As I read the book Web 2.0 new tools, new schools, I stop and think about the whole education system. The reason for thinking about the education system is that this book brings up excellent thoughts towards how the education system works and runs. I believe that one of the first questions a teacher should ask them self before the beginning of the school year is “what am I preparing my students for”? Honestly, if we look at the current education system, we can see a high emphasis on core classes such as mathematics, English, science, and history. I am not downplaying these subjects, but the question does come to mind, do we place too high of an emphasis on these subjects? This is beyond just a question in my mind, it was even suggested in the Web 2.0 book. In chapter 1, page 11, a quote states: “It is clear that the U.S. and other rich nations will have to transform their educational systems so as to produce workers for the jobs that will actually exist in their societies. …In the future, how we educate our children may prove to be more important than how much we educate them.” I do not think there is a better way to state the vision for the future of our education system. If we jump back a few sentences, we notice our 4 main subject areas again. As I look upon my own education in the past in addition to many other peers’ education, I infer and stand strong saying that the current system puts to high of an emphasis on the four main subject areas. Yes, it is true that I find these to be valuable classes, but if we want to start keeping up with this highly competitive world, then we need to focus on developing a dynamic education system that is truly able to adapt to this ever changing world. If anybody is in doubt about this need for adaptation to an improved education system, go check out the statements on page 17 and 18 of Web 2.0. One of these great factual ideas states: “Education is changing. We can no longer claim that the U.S educational results are unparalleled. Students around the world outperform American students on assessments that measure 21st-century skills. Today’s teachers need better tools to address this growing problem.” Though I agree with this statement, I am not fully convinced that it is primarily due to the lack of tools. I think tools add greatly to the classroom, but the question is not are our students performing well in 21st-century skills? The question should be, are our teachers preparing the students to adapt, research and learn to react intelligently to this ever changing world? The reason for this being the main question is seen when we stop to notice that our world changes so rapidly; by the time freshman in college graduate, what they learned their first year is basically out-of-date (depending on the class and major). This is the main focus that leads not to only focusing on educating about 21st-century skills, but instead to furthermore educate students to be able to adapt and quickly learn about the changing world in hopes of continuing to be productive in the world. It is possible that the answer for education is out there, and it is possible that the answer may have already been found. Whether one or the other, the question is there and the solution for dynamic education needs to be implemented.

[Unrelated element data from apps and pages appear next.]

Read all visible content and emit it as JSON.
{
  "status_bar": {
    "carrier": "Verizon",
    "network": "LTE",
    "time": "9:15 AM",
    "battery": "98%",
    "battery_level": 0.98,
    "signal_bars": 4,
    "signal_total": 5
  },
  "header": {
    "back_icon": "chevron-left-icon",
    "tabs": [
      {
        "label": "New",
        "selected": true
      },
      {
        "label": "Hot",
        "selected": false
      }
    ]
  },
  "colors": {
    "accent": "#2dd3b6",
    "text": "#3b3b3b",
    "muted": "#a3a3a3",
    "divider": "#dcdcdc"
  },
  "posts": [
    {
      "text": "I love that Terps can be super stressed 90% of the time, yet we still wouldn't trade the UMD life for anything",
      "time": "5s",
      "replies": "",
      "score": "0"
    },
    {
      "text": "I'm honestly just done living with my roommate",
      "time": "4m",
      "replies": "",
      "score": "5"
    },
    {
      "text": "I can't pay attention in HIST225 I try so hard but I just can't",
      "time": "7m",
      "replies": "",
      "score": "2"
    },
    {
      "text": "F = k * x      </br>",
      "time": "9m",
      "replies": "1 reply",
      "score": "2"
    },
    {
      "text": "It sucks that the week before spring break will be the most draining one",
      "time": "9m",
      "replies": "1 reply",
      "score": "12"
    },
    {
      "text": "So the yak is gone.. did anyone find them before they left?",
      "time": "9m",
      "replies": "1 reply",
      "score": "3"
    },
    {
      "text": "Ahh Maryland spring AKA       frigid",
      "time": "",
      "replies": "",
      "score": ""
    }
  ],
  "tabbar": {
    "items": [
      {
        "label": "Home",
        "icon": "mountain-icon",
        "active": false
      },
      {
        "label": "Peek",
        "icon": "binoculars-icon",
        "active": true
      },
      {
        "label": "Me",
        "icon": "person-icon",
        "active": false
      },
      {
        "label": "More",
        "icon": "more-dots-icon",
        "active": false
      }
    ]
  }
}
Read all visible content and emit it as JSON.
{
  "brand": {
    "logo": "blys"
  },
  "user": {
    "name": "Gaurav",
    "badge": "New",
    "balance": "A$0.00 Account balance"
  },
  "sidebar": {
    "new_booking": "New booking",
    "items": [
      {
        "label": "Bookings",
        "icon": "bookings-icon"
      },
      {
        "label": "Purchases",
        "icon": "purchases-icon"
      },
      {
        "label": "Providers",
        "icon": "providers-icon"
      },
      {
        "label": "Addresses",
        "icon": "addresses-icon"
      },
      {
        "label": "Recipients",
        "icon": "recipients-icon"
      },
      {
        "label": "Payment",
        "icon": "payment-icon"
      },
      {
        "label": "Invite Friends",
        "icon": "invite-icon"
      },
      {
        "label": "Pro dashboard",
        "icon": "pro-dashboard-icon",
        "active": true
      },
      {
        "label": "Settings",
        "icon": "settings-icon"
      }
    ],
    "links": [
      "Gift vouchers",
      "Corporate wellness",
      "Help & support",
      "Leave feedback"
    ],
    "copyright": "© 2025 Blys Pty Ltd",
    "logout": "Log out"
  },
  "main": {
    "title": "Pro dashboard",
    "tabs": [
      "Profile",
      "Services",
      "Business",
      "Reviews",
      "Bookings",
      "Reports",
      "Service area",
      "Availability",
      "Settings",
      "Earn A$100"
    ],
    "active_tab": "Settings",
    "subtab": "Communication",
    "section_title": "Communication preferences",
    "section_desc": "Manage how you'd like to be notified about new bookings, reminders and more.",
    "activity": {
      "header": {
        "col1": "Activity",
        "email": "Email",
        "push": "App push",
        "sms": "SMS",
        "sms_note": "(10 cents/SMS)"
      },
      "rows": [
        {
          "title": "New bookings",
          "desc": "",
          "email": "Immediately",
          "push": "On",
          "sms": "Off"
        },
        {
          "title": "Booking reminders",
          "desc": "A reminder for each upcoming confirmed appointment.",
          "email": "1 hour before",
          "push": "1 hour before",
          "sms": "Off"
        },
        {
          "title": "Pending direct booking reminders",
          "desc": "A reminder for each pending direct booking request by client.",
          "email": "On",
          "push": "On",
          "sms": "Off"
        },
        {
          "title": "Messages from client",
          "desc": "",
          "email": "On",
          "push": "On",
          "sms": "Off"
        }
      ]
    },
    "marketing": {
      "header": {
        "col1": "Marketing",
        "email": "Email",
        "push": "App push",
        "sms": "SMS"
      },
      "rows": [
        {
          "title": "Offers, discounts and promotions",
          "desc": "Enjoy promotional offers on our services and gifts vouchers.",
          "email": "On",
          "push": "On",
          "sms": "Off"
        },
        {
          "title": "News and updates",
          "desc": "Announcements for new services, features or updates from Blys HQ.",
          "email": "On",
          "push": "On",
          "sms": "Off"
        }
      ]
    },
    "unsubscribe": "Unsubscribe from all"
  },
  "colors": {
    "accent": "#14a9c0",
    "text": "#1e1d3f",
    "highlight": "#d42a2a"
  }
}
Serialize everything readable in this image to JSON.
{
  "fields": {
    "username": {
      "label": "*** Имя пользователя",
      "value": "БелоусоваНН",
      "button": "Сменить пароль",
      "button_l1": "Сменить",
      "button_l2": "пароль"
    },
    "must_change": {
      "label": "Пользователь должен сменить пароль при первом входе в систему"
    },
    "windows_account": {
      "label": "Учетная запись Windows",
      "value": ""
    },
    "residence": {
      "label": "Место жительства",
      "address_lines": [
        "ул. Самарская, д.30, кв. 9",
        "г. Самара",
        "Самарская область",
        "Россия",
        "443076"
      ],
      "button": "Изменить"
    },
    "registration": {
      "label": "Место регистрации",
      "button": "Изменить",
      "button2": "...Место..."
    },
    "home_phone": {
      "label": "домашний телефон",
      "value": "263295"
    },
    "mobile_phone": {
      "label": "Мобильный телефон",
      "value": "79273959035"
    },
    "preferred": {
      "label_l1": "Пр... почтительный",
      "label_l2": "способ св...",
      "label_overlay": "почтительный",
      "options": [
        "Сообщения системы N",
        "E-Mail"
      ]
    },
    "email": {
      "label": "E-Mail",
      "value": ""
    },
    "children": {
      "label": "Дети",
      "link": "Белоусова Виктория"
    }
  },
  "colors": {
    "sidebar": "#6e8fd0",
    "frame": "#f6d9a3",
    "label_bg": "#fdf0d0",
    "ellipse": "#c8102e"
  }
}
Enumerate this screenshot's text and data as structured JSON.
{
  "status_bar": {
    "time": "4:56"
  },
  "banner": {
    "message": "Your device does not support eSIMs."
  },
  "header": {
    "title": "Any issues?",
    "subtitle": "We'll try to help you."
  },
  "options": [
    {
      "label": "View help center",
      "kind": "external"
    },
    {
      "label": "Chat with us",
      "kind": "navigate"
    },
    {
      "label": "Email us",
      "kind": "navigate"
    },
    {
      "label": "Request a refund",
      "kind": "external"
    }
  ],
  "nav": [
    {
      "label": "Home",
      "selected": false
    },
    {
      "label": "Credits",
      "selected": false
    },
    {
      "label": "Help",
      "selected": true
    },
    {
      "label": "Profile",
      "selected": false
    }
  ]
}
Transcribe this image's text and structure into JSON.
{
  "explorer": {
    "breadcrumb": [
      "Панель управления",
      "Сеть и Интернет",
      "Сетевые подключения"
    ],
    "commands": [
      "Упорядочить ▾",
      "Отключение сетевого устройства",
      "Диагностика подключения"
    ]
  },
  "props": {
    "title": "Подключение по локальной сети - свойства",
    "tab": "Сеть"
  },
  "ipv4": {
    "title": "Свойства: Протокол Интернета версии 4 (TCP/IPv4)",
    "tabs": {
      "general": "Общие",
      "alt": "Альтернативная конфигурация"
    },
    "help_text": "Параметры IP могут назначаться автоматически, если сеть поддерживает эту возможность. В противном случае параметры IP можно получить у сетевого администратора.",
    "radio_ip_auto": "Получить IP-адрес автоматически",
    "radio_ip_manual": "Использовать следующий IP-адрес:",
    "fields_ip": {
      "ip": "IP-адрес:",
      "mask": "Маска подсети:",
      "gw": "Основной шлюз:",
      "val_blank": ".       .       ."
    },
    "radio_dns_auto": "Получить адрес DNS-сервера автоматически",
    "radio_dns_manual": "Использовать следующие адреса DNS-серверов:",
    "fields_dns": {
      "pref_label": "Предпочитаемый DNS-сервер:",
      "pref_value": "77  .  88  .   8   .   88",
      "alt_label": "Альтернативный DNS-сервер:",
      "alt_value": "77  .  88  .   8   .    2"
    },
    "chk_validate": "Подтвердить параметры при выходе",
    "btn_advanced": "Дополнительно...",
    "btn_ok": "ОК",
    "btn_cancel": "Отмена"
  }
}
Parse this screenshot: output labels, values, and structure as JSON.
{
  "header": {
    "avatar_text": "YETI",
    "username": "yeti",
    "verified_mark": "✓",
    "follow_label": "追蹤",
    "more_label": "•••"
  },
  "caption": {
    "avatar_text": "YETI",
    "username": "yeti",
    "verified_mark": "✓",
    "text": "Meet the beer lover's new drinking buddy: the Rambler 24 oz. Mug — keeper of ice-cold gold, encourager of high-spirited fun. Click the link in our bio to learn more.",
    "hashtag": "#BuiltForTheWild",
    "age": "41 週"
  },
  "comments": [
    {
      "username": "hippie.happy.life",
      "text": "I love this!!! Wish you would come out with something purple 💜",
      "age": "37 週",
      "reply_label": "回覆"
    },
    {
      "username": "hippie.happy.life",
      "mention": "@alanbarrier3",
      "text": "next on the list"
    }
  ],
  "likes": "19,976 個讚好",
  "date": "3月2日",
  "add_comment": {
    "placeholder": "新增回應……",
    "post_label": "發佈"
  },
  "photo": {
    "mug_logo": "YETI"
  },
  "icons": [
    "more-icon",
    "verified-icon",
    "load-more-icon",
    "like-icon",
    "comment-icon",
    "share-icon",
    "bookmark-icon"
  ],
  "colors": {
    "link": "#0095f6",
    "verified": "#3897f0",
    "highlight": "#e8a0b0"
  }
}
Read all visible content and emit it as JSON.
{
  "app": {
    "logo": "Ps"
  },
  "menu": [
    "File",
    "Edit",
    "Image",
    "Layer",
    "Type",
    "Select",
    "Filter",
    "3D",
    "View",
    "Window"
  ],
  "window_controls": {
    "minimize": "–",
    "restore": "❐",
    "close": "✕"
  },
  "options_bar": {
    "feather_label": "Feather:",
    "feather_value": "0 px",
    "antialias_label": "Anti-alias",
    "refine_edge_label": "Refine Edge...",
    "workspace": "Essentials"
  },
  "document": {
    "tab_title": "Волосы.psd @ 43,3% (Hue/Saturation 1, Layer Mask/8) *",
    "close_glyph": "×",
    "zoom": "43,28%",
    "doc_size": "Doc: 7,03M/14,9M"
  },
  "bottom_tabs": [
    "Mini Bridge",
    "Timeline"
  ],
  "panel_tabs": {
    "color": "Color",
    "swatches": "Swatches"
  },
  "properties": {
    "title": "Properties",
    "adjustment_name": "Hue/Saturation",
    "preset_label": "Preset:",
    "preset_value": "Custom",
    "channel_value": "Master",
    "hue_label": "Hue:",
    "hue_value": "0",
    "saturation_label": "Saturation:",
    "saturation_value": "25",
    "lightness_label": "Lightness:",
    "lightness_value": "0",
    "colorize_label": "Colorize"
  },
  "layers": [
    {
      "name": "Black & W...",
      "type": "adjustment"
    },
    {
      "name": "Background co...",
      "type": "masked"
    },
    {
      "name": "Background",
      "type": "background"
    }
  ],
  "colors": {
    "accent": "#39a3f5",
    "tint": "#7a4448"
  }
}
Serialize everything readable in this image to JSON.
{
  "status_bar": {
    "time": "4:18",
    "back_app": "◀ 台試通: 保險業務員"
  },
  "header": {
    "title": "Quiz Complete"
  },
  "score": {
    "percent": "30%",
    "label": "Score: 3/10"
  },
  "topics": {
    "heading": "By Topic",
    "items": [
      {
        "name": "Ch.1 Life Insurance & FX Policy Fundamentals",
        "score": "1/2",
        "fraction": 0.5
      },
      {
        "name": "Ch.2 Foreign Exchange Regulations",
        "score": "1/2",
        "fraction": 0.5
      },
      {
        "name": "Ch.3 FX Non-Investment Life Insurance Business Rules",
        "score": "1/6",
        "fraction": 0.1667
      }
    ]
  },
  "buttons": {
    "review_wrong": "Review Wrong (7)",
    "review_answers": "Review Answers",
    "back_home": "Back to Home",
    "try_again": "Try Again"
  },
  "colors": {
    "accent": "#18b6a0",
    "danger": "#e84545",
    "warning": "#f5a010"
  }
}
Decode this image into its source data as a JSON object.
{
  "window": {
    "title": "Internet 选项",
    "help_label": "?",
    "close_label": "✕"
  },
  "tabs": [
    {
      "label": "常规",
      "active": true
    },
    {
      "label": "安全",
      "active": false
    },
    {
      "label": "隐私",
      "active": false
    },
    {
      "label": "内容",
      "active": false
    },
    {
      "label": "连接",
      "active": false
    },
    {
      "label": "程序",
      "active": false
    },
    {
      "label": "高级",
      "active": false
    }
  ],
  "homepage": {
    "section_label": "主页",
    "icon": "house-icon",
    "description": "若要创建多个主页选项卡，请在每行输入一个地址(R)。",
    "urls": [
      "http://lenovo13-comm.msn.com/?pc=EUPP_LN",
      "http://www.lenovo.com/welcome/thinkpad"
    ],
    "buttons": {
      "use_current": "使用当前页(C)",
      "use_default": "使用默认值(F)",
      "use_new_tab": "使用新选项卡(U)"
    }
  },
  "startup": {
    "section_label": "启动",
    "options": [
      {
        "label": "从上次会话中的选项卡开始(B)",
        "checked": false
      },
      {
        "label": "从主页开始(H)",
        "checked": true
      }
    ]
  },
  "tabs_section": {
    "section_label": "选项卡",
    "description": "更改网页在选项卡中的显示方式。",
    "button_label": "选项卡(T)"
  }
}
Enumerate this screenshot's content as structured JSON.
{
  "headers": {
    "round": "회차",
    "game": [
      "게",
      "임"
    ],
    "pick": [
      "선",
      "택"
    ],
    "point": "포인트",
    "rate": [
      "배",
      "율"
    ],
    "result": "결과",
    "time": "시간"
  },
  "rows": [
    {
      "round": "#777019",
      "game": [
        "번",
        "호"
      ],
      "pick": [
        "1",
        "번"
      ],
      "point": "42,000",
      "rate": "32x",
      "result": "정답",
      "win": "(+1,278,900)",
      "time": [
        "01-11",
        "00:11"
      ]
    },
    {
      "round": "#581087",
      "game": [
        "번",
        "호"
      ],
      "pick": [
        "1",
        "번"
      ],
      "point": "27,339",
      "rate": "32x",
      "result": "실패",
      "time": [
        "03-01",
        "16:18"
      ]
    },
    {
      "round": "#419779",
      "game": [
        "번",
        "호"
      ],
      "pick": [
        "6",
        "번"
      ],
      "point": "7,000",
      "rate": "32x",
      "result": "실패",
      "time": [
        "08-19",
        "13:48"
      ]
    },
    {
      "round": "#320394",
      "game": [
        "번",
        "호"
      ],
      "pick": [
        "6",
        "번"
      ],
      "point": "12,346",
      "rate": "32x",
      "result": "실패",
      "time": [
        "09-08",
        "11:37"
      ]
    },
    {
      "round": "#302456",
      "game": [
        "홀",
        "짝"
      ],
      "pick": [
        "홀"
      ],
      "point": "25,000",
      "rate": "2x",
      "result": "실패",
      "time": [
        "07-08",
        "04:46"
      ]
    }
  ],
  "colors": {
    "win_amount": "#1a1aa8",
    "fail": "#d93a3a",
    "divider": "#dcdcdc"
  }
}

Upon reading chapter 2 of Web 2.0 new tools, new schools, I noticed that my previous essay should go further. As educators, we need to notice that the education system does not need to solely change due to the changing world, but the education system needs to change to adapt to the changing students. On page 26, a statement is made that truly simply sums this change topic due to students: “According to Prensky, today’s students are no longer the people our educational system was designed to teach.” This has been proven in many students and could easily be verified by psychologists, educators, business people, youth pastors, and many more professionals. Students are changing and they are not the poster children for the education system of “sit down quietly and listen to the teacher. Current students need to be interactive, they need the entertainment of technology, and they need their minds trained for expansion (not just filling of knowledge). I found that Farris-Berg on page 32 mentions an important finding: technology is important to students education, it is not an “extra”.” Farris-Berg developed these educational facts in 2005 from his research. Technology should not just be thrown into lesson plans here and there, the use of technology must be there and be used effectively for educating the students. As I heard a professor state with a strong emphasis, “technology is a necessary tool, but it should never be used as a crutch. Teachers today need to be well trained to be creative, innovative, and up-to-date (near state-of-the-art) with all of the new technologies in hope of training students to be well rounded for the competitive world they are entering.